Before doing anything else, copy the entries below exactly.

Component data from apps and pages
::::::::
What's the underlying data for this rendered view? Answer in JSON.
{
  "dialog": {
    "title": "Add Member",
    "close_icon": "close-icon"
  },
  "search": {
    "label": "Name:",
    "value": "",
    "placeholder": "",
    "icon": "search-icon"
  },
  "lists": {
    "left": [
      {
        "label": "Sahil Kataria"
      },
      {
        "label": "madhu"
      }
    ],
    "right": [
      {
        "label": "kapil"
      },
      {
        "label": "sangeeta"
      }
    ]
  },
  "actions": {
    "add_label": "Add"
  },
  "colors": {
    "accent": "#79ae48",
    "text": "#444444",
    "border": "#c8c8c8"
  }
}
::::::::
■ Finished exercise:
What's the underlying data for this rendered view? Answer in JSON.
{
  "dialog": {
    "title": "Add Member",
    "close_icon": "close-icon"
  },
  "search": {
    "label": "Name:",
    "value": "",
    "placeholder": "",
    "icon": "search-icon"
  },
  "lists": {
    "left": [
      {
        "label": "Sahil Kataria"
      },
      {
        "label": "madhu"
      }
    ],
    "right": [
      {
        "label": "kapil"
      },
      {
        "label": "sangeeta"
      }
    ]
  },
  "actions": {
    "add_label": "Add"
  },
  "colors": {
    "accent": "#79ae48",
    "text": "#444444",
    "border": "#c8c8c8"
  }
}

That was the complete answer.